13th May 2020
7 Reasons to join a book club
Book clubs might be something you associate with elderly women, Oprah, or copious amounts of wine (or maybe all three). But that’s not all there is to them. So one of our SURLY patrons has curated a list of seven reasons why you should join a book club.
1. It forces you to actually read
Surprise, book clubs actually involve reading books – who knew. Signing up for a club gives you a dedicated reason to read on a more regular basis. You can convince yourself that reading one more chapter is just as important as getting started on that assignment due tomorrow. And with a little friendly pressure from members in your group, you are more likely to actually finish the books you do start reading! So if you have always wanted to be one of those people with their noses buried in a book 24/7, book clubs are a fantastic way to build this habit (and not feel guilty doing it either).
2. You can make new friends — not just the fictional ones, either
In a book club, you get to hold conversations with people, and no one is going to give you weird looks for acting like the characters are real people. Book clubs are a great way to establish a sense of community with other readers. You can spend hours chatting with people who love the same authors as you, or debating about the merits of a particular character. Either way it’s a more affordable way to have an active social life.
3. It gives you a different perspective
English classes in highschool may have forced you to talk about boring books you really didn’t want to read in the first place, but it’s surprising how this can actually be a interesting activity when done voluntarily! Discussing the wider themes and character arcs of a story can give you a new perspective on reading, and actually allows you to gain more out of books than you did before. You aren’t just reading for entertainment, but rather to learn something insightful about yourself or our society at large. And when you aren’t doing something for a grade, the friendly informal setting means you can voice your thoughts without being worried they might be wrong.
4. It broadens your horizons
Having someone else select or recommend your reading material allows you to be introduced to new genres and styles that you might never have picked yourself. Not only does this increase the amount of material you might read in the future (no more reading slumps!) it also allows you to gain new perspectives of different people and cultures. Reading outside of your own interests can help you grow as a person.
5. It Improves your own writing skills
If you are a writer, or are interested in becoming one, then book clubs are a great place to hone your skills. Not only will you learn how to dissect themes, characters, settings and plots written by other authors, you will also get an indication of what readers enjoy. Perhaps you notice that people in your group tend to connect with a particular writing technique, why not give it a try in your own work to improve your pieces?
6. They usually involve snacks

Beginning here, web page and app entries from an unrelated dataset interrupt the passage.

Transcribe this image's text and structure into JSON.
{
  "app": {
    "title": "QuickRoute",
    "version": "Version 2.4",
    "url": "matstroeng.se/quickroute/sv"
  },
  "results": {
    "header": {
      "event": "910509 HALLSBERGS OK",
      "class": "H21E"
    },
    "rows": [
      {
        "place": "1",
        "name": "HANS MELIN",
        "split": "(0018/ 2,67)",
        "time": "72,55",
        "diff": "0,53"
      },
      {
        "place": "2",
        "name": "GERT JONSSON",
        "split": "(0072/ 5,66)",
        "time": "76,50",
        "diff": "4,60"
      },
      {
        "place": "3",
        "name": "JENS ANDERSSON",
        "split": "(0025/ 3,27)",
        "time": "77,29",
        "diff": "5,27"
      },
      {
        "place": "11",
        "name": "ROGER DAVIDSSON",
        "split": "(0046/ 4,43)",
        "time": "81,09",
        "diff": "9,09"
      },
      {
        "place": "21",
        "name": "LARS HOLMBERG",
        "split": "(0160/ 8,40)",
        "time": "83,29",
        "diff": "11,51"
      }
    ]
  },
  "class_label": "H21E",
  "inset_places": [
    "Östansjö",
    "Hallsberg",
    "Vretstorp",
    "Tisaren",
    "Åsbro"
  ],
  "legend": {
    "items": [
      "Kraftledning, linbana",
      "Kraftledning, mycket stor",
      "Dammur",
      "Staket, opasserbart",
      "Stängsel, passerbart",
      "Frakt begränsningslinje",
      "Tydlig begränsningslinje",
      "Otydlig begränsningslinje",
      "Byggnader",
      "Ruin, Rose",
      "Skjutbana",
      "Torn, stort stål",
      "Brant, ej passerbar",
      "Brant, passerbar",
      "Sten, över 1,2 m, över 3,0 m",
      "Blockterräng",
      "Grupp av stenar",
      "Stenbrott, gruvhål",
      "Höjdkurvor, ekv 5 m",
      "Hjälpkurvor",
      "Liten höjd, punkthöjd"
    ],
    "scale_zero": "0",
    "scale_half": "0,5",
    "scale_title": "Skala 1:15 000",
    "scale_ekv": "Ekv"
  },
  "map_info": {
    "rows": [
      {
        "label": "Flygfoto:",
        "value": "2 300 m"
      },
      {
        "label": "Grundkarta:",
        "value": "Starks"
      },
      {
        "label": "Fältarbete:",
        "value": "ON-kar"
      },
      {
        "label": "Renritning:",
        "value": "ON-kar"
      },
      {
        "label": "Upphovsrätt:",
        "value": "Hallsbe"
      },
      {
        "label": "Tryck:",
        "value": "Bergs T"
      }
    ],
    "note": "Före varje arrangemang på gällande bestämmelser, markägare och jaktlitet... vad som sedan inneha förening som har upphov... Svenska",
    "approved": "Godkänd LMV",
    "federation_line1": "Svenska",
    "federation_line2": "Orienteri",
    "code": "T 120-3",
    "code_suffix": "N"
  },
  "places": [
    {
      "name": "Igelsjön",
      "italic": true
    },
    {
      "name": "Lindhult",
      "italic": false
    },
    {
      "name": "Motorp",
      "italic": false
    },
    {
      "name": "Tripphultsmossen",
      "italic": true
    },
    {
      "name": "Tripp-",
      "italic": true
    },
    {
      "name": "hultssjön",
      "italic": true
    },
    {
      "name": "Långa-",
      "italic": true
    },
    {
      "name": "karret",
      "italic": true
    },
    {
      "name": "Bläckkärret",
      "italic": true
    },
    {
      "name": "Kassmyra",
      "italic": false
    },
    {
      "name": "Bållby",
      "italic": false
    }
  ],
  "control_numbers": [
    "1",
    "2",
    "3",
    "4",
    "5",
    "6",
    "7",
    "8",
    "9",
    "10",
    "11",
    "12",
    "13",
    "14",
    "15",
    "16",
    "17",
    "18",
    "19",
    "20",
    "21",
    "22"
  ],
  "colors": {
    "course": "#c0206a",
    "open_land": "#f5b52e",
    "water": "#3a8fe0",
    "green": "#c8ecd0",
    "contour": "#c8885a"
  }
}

For those of you who really need convincing, there is almost always food shared at meetings. And if cheese and crackers isn’t enough of an incentive, why not wow your group with something more adventurous and try to make book themed snacks; green eggs and ham, anyone?
7. It gives you a break amidst the madness of life
When so much is going on around you, and life is just a little tough, books can be a haven. Reading by yourself is a fantastic way to relax and unwind, but reading with others in a book club can also be a great way to escape the world yet still maintain a sense of camaraderie.
So if you’re convinced (and I’m sure you are) why not head over to the MSA Book Club page and check out our very own student-organised book clubs, there are plenty of options for all kinds of readers 🙂